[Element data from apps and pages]
/---
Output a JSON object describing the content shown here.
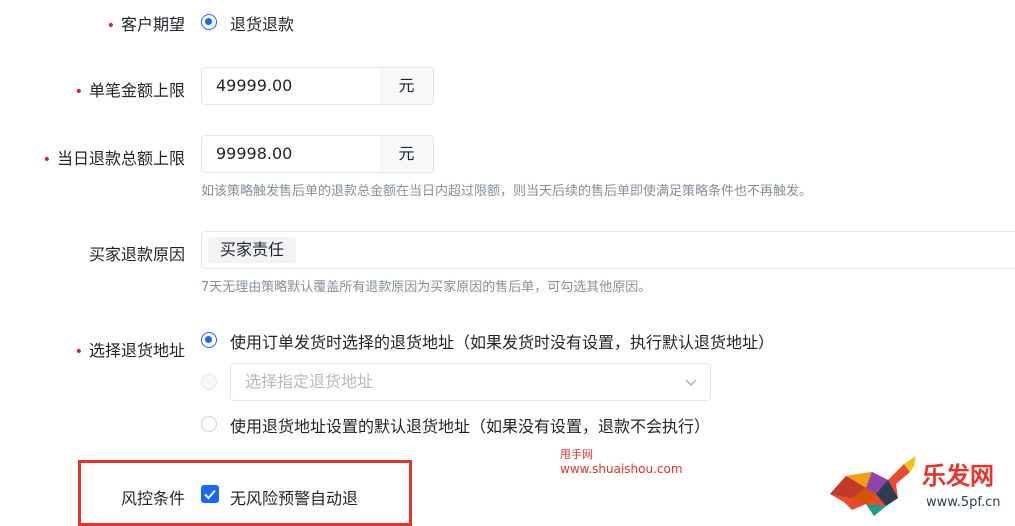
{
  "fields": {
    "expectation": {
      "label": "客户期望",
      "option": "退货退款"
    },
    "single_limit": {
      "label": "单笔金额上限",
      "value": "49999.00",
      "unit": "元"
    },
    "daily_limit": {
      "label": "当日退款总额上限",
      "value": "99998.00",
      "unit": "元",
      "hint": "如该策略触发售后单的退款总金额在当日内超过限额，则当天后续的售后单即使满足策略条件也不再触发。"
    },
    "refund_reason": {
      "label": "买家退款原因",
      "tag": "买家责任",
      "hint": "7天无理由策略默认覆盖所有退款原因为买家原因的售后单，可勾选其他原因。"
    },
    "return_address": {
      "label": "选择退货地址",
      "option1": "使用订单发货时选择的退货地址（如果发货时没有设置，执行默认退货地址）",
      "select_placeholder": "选择指定退货地址",
      "option3": "使用退货地址设置的默认退货地址（如果没有设置，退款不会执行）"
    },
    "risk": {
      "label": "风控条件",
      "checkbox": "无风险预警自动退"
    }
  },
  "watermark": {
    "line1": "甩手网",
    "line2": "www.shuaishou.com",
    "logo_text": "乐发网",
    "logo_url": "www.5pf.cn"
  },
  "colors": {
    "primary": "#1966ff",
    "required": "#e02020",
    "highlight": "#e8322a"
  }
}
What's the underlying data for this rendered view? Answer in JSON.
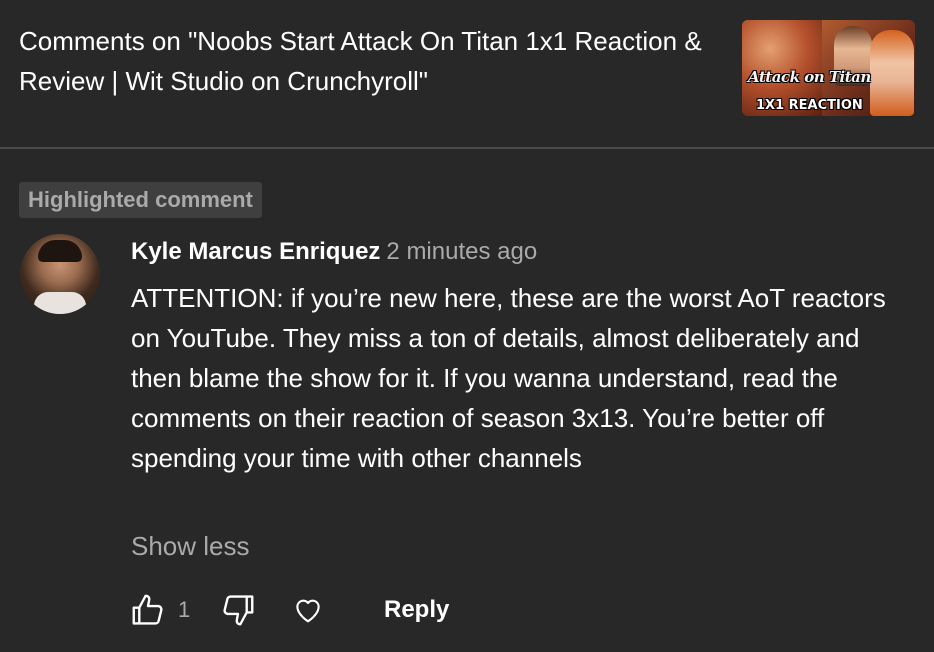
{
  "header": {
    "title": "Comments on \"Noobs Start Attack On Titan 1x1 Reaction & Review | Wit Studio on Crunchyroll\"",
    "thumbnail": {
      "logo_text": "Attack on Titan",
      "label": "1X1 REACTION"
    }
  },
  "highlighted_badge": "Highlighted comment",
  "comment": {
    "author": "Kyle Marcus Enriquez",
    "timestamp": "2 minutes ago",
    "body": "ATTENTION: if you’re new here, these are the worst AoT reactors on YouTube. They miss a ton of details, almost deliberately and then blame the show for it. If you wanna understand, read the comments on their reaction of season 3x13. You’re better off spending your time with other channels",
    "show_less": "Show less",
    "like_count": "1",
    "reply_label": "Reply"
  },
  "icons": {
    "like": "thumbs-up-icon",
    "dislike": "thumbs-down-icon",
    "heart": "heart-icon"
  },
  "colors": {
    "background": "#282828",
    "text_primary": "#ffffff",
    "text_secondary": "#aaaaaa",
    "badge_bg": "#3f3f3f",
    "divider": "#4a4a4a"
  }
}
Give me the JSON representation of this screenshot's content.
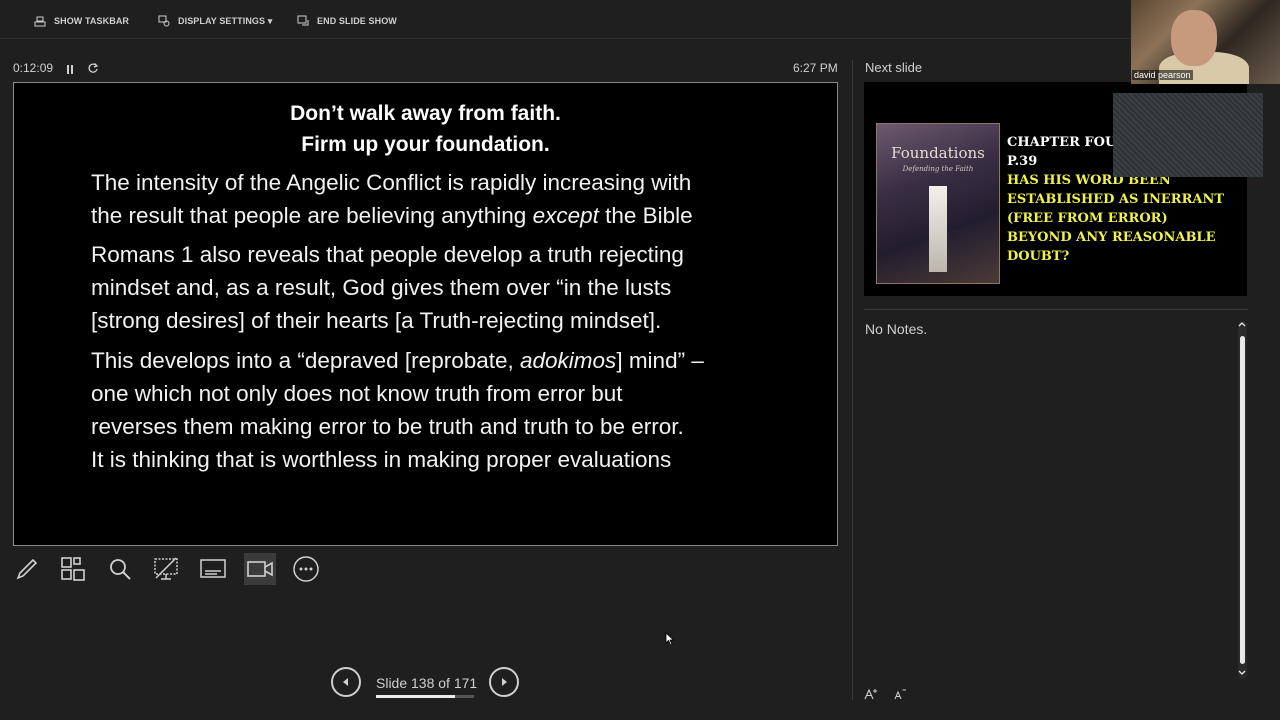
{
  "toolbar": {
    "show_taskbar": "SHOW TASKBAR",
    "display_settings": "DISPLAY SETTINGS ▾",
    "end_slide_show": "END SLIDE SHOW"
  },
  "presenter": {
    "elapsed_time": "0:12:09",
    "clock": "6:27 PM"
  },
  "current_slide": {
    "title_line1": "Don’t walk away from faith.",
    "title_line2": "Firm up your foundation.",
    "p1_line1": "The intensity of the Angelic Conflict is rapidly increasing with",
    "p1_line2_pre": "the result that people are believing anything ",
    "p1_line2_em": "except",
    "p1_line2_post": " the Bible",
    "p2_line1": "Romans 1 also reveals that people develop a truth rejecting",
    "p2_line2": "mindset and, as a result, God gives them over “in the lusts",
    "p2_line3": "[strong desires] of their hearts [a Truth-rejecting mindset].",
    "p3_line1_pre": "This develops into a “depraved [reprobate, ",
    "p3_line1_em": "adokimos",
    "p3_line1_post": "] mind” –",
    "p3_line2": "one which not only does not know truth from error but",
    "p3_line3": "reverses them making error to be truth and truth to be error.",
    "p3_line4": "It is thinking that is worthless in making proper evaluations"
  },
  "navigation": {
    "slide_counter": "Slide 138 of 171",
    "progress": 0.807
  },
  "next_slide": {
    "label": "Next slide",
    "book_title": "Foundations",
    "book_subtitle": "Defending the Faith",
    "line1": "CHAPTER FOUR",
    "line2": "P.39",
    "line3": "HAS HIS WORD BEEN",
    "line4": "ESTABLISHED AS INERRANT",
    "line5": "(FREE FROM ERROR)",
    "line6": "BEYOND ANY REASONABLE",
    "line7": "DOUBT?",
    "accent_color": "#f1f14a"
  },
  "notes": {
    "text": "No Notes."
  },
  "webcam": {
    "participant_name": "david pearson"
  }
}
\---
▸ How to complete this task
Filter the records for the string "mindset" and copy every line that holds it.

▸ Answer box
    "p2_line2": "mindset and, as a result, God gives them over “in the lusts",
    "p2_line3": "[strong desires] of their hearts [a Truth-rejecting mindset].",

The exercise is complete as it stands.